• Problem
Please say how many lines in the records below contain the word "kind". Give the number and nothing more.

◆ ◆ ◆ ◆ ◆ ◆ ◆

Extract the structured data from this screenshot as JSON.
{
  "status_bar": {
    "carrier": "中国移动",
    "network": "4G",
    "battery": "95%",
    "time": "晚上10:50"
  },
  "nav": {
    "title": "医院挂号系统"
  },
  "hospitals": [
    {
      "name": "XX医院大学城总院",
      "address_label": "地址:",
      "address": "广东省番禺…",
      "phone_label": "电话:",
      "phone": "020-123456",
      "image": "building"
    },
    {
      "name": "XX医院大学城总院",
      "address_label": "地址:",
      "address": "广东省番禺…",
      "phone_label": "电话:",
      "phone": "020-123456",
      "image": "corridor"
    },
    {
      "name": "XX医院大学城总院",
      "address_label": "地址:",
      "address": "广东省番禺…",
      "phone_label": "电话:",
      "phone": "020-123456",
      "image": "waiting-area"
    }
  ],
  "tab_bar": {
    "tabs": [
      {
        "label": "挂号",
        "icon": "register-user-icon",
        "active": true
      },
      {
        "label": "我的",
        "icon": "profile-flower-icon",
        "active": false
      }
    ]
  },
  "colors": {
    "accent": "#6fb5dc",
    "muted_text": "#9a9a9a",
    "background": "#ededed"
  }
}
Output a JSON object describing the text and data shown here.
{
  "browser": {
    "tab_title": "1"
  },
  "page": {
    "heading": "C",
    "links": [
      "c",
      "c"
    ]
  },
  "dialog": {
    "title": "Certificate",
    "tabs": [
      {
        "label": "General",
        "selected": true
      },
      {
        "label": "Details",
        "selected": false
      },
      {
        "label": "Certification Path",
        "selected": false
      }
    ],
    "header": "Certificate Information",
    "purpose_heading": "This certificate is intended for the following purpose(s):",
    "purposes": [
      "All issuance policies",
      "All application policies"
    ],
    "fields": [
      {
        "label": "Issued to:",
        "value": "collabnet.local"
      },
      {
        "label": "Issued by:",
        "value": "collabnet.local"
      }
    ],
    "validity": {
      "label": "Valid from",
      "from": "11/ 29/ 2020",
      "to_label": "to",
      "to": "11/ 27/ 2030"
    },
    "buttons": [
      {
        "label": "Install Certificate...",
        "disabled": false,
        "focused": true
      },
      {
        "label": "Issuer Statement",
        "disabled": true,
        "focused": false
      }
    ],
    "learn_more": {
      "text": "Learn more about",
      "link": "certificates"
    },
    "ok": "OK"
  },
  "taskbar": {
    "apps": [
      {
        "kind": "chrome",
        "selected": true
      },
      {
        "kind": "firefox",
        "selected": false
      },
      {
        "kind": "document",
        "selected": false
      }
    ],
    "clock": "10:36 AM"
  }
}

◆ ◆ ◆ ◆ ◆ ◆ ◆

• Answer for this exercise
3